Raye’s kitchen has positive vibes that travel from her house to DIS daily.

Last week, I walked into Mr. Bergan’s room with a carrot muffin in hand. When I saw his eyes crinkle as he smiled wide, I knew he was going to love it. He and I were connected in a new way, beginning from the day I brought him a tempting treat.

Baking. For me, this is a word that conjures up the scenery of white smoke spouting out of a chimney of a gingerbread house in Hansel and Gretel. Every time I hear the word, I can taste the sugary scent of vanilla, the caramel brown color of the treats, and the glittering unicorn-shaped sprinkles on my tongue. Whether I’m making croissants, baguettes, biscuits, or cookies, baking always makes me happy. I’m 200% sure this sensation is universal – these days, even pets have their own dessert menus at franchise cafes.

Eating these goodies is a total pleasure in its own right — once you put a piece in your mouth, neural fibers are going to fire the taste through your whole body, delighting your brain with the flavor. A Colby Community Website also addressed that ingredients such as chocolate “contains a key compound called tryamine… it has the capacity to [increase] our levels of dopamine.” 

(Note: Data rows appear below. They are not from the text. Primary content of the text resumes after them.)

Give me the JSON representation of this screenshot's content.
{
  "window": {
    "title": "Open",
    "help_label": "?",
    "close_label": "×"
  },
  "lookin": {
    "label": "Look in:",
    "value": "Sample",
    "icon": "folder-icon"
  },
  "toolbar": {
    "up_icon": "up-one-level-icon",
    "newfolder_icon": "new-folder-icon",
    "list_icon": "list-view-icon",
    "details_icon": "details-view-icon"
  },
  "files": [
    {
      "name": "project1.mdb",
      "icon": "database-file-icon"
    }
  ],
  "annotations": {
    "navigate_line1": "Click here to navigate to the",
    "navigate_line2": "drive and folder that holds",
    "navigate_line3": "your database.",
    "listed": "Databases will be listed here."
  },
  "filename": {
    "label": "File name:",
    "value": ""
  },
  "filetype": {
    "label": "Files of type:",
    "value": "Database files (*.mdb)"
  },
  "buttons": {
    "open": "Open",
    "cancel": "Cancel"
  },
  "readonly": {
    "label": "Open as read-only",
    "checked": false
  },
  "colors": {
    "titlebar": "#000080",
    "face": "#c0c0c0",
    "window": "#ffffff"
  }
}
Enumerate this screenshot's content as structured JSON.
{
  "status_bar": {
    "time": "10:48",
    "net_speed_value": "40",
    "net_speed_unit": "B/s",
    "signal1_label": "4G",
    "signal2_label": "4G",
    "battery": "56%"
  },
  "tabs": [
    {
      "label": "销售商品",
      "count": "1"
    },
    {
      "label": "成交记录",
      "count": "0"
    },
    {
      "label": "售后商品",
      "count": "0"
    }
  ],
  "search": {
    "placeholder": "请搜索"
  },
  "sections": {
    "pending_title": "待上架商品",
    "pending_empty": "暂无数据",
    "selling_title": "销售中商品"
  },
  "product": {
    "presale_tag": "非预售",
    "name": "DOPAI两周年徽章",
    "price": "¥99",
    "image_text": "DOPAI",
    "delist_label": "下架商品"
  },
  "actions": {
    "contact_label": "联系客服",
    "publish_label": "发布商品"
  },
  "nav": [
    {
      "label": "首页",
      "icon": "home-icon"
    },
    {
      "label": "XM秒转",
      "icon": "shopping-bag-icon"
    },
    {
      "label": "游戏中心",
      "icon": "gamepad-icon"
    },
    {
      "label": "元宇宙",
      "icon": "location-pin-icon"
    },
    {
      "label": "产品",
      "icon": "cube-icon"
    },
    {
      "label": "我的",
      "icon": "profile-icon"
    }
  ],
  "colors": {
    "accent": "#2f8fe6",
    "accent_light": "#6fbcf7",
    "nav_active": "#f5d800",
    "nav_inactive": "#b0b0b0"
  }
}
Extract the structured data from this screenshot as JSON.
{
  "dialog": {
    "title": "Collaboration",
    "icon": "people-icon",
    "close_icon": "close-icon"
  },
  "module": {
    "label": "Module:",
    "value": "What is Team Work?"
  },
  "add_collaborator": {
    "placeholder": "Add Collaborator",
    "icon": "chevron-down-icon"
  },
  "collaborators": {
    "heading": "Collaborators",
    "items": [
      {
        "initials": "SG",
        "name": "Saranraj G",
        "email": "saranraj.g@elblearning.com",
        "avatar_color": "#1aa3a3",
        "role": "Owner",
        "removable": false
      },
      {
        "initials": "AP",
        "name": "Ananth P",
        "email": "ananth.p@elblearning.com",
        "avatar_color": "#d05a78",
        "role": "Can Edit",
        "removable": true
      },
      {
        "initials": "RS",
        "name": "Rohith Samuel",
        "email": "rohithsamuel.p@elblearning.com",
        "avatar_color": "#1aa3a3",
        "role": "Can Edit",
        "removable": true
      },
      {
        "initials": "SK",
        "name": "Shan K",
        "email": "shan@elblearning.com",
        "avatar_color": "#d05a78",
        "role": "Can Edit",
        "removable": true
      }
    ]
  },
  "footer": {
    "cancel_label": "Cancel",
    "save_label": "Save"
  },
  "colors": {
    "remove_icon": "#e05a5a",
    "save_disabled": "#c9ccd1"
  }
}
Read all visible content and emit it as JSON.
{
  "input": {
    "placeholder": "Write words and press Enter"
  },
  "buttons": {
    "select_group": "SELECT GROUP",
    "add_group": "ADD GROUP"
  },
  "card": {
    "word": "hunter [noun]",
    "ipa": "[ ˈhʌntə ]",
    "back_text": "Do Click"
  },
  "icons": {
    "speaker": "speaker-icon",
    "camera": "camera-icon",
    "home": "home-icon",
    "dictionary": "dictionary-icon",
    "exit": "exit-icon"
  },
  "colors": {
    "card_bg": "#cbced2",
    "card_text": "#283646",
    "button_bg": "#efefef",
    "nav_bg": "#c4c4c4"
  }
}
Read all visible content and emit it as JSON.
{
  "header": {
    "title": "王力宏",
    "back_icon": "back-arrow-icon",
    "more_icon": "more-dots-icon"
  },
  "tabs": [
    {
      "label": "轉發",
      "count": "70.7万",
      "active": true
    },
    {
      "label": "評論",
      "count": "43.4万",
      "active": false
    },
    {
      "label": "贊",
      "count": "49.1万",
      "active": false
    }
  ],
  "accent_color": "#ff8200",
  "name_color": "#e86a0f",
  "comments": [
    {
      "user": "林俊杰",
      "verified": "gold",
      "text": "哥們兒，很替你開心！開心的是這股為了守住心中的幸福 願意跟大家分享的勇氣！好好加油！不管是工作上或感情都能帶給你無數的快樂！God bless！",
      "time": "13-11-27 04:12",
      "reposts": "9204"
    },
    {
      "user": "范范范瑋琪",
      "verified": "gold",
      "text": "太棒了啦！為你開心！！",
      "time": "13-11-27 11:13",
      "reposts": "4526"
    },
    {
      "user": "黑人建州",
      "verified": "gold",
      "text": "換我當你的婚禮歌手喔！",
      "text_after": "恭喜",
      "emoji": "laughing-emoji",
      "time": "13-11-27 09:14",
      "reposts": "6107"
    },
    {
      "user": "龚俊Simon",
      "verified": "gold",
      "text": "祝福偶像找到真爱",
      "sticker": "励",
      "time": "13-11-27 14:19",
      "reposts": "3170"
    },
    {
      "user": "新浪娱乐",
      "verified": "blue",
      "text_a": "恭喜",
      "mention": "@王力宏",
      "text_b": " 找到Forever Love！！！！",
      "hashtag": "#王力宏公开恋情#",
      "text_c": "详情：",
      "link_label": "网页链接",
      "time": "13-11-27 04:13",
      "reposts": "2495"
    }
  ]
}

Baking is also a creative pursuit; this simple task can even advance your intellectual abilities and communication as you learn from your mistakes, create new recipes, and problem-solve to make up for missing ingredients. Like any charity work, the altruistic act of baking for others can contribute to an overall sense of well-being and connection with other people in the world. However, you can benefit from baking for yourself, too… eating a slice of chocolate cake is a form of self-love, right?

However, you can benefit from baking for yourself, too… eating a slice of chocolate cake is a form of self-love, right?”

Besides the simple pleasures of tasty food, those enjoying the treat are sure to shout out “OH MY GOD THIS IS SO GOOD, HOW DID YOU MAKE THIS?”, sparking a whole new conversation. Every time I bake at home with my family, the fact that I’m sharing these little moments with others always relieves my stress from the day. 

Cooperating with each family member brings great joy to the house. Elders gain better memory retention through such mentally stimulating activities, according to the National Institute of Aging. Consider getting your grandparents involved in baking, too.

Aside from just “feeling good”, baking comes with definitive benefits to your mental health. For one, cooking certainly does an excellent job in developing our social, emotional, and cognitive responses to external stimuli. Crafting something actively puts your five senses to use, creating focus and peace in our hectic lives. “If you’re focusing on smell and taste, on being present with what you’re creating, that act of mindfulness in that present moment can also have a result in stress reduction,” associate professor of psychological and brain sciences at Boston University, Donna Pincus, told Huffington Post.

Why not try baking this weekend? The delight will make its way from a corner of your kitchen to all the corners of your mind.